In the design of optical systems, it is expedient to consider only those systems that possess the desired first-order imaging properties. For asymmetric systems, however, the requisite methods for performing such a first-order layout have not been established. The foundations of suitable methods, based on the work of Hamilton, are developed here. The utility of these techniques is demonstrated by resolving a fundamental issue in the context of the characterization of first-order properties of optical systems. Specifically, it is well known that the smallest number of quantities required to characterize the first-order imaging properties of an asymmetric system is, at most, eleven, and it is established here that precisely eleven quantities are required in general.
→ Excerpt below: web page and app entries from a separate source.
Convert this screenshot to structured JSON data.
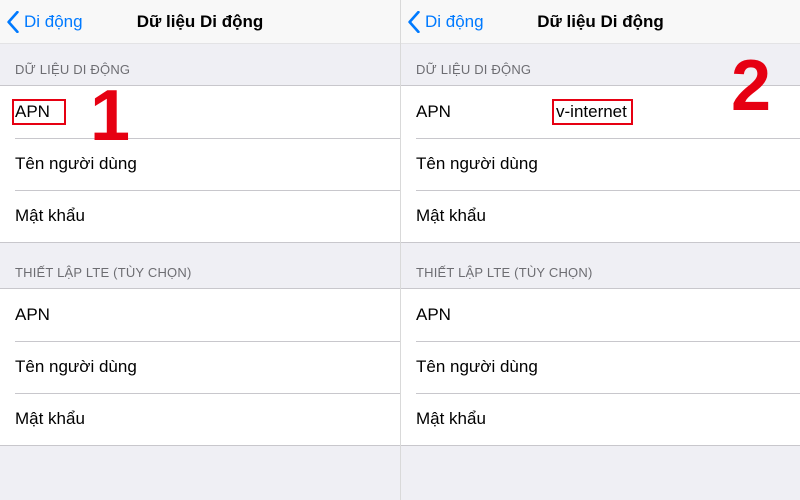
{
  "panes": [
    {
      "back_label": "Di động",
      "title": "Dữ liệu Di động",
      "step_number": "1",
      "groups": [
        {
          "header": "DỮ LIỆU DI ĐỘNG",
          "rows": [
            {
              "label": "APN",
              "value": ""
            },
            {
              "label": "Tên người dùng",
              "value": ""
            },
            {
              "label": "Mật khẩu",
              "value": ""
            }
          ]
        },
        {
          "header": "THIẾT LẬP LTE (TÙY CHỌN)",
          "rows": [
            {
              "label": "APN",
              "value": ""
            },
            {
              "label": "Tên người dùng",
              "value": ""
            },
            {
              "label": "Mật khẩu",
              "value": ""
            }
          ]
        }
      ],
      "highlight": {
        "target": "apn-label"
      }
    },
    {
      "back_label": "Di động",
      "title": "Dữ liệu Di động",
      "step_number": "2",
      "groups": [
        {
          "header": "DỮ LIỆU DI ĐỘNG",
          "rows": [
            {
              "label": "APN",
              "value": "v-internet"
            },
            {
              "label": "Tên người dùng",
              "value": ""
            },
            {
              "label": "Mật khẩu",
              "value": ""
            }
          ]
        },
        {
          "header": "THIẾT LẬP LTE (TÙY CHỌN)",
          "rows": [
            {
              "label": "APN",
              "value": ""
            },
            {
              "label": "Tên người dùng",
              "value": ""
            },
            {
              "label": "Mật khẩu",
              "value": ""
            }
          ]
        }
      ],
      "highlight": {
        "target": "apn-value"
      }
    }
  ],
  "colors": {
    "accent": "#007aff",
    "annotation": "#e60012"
  }
}
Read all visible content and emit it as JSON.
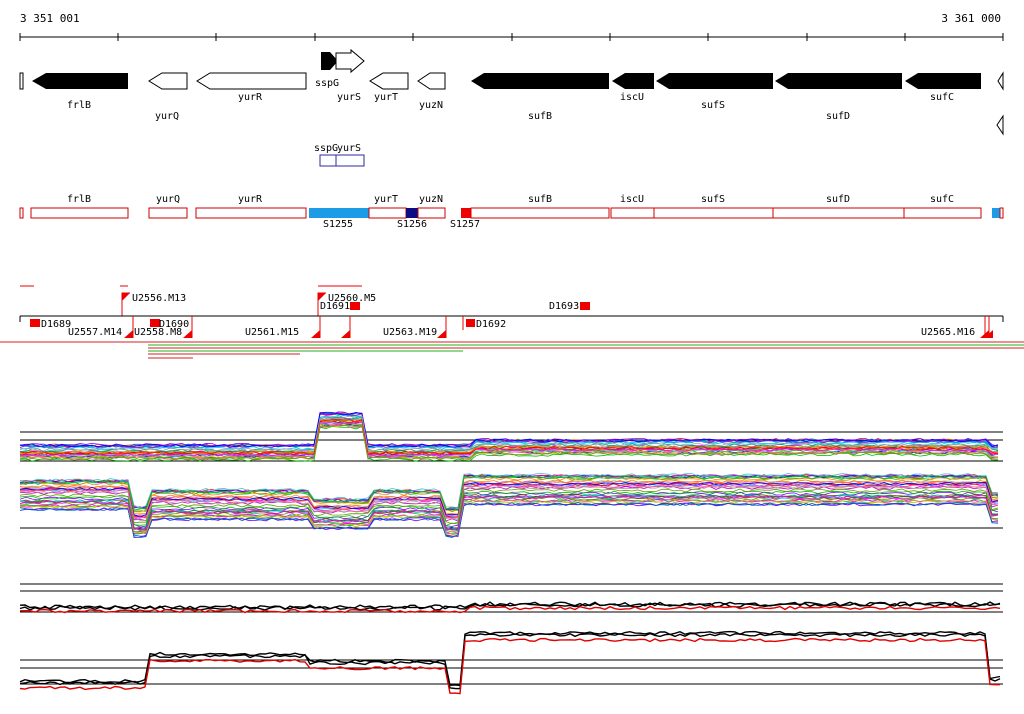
{
  "coords": {
    "start": "3 351 001",
    "end": "3 361 000"
  },
  "genes": [
    {
      "label": "frlB"
    },
    {
      "label": "yurQ"
    },
    {
      "label": "yurR"
    },
    {
      "label": "sspG"
    },
    {
      "label": "yurS"
    },
    {
      "label": "yurT"
    },
    {
      "label": "yuzN"
    },
    {
      "label": "sufB"
    },
    {
      "label": "iscU"
    },
    {
      "label": "sufS"
    },
    {
      "label": "sufD"
    },
    {
      "label": "sufC"
    }
  ],
  "small_genes": [
    {
      "label": "sspG"
    },
    {
      "label": "yurS"
    }
  ],
  "segments": [
    {
      "label": "frlB"
    },
    {
      "label": "yurQ"
    },
    {
      "label": "yurR"
    },
    {
      "label": "yurT"
    },
    {
      "label": "yuzN"
    },
    {
      "label": "sufB"
    },
    {
      "label": "iscU"
    },
    {
      "label": "sufS"
    },
    {
      "label": "sufD"
    },
    {
      "label": "sufC"
    }
  ],
  "segment_ids": [
    "S1255",
    "S1256",
    "S1257"
  ],
  "features": [
    "U2556.M13",
    "U2560.M5",
    "D1691",
    "D1693",
    "D1689",
    "U2557.M14",
    "U2558.M8",
    "D1690",
    "U2561.M15",
    "U2563.M19",
    "D1692",
    "U2565.M16"
  ],
  "colors": {
    "gene_fill": "#000000",
    "segment_outline": "#cc0000",
    "segment_highlight": "#1e9be6",
    "segment_dark": "#0c0c80",
    "feature_red": "#ee0000"
  }
}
That is, there are no hidden constraints among these conventional quantities.
© 1992 Optical Society of America
Bryan D. Stone and G. W. Forbes, "Foundations of first-order layout for asymmetric systems: an application of Hamilton’s methods," J. Opt. Soc. Am. A 9, 96-109 (1992)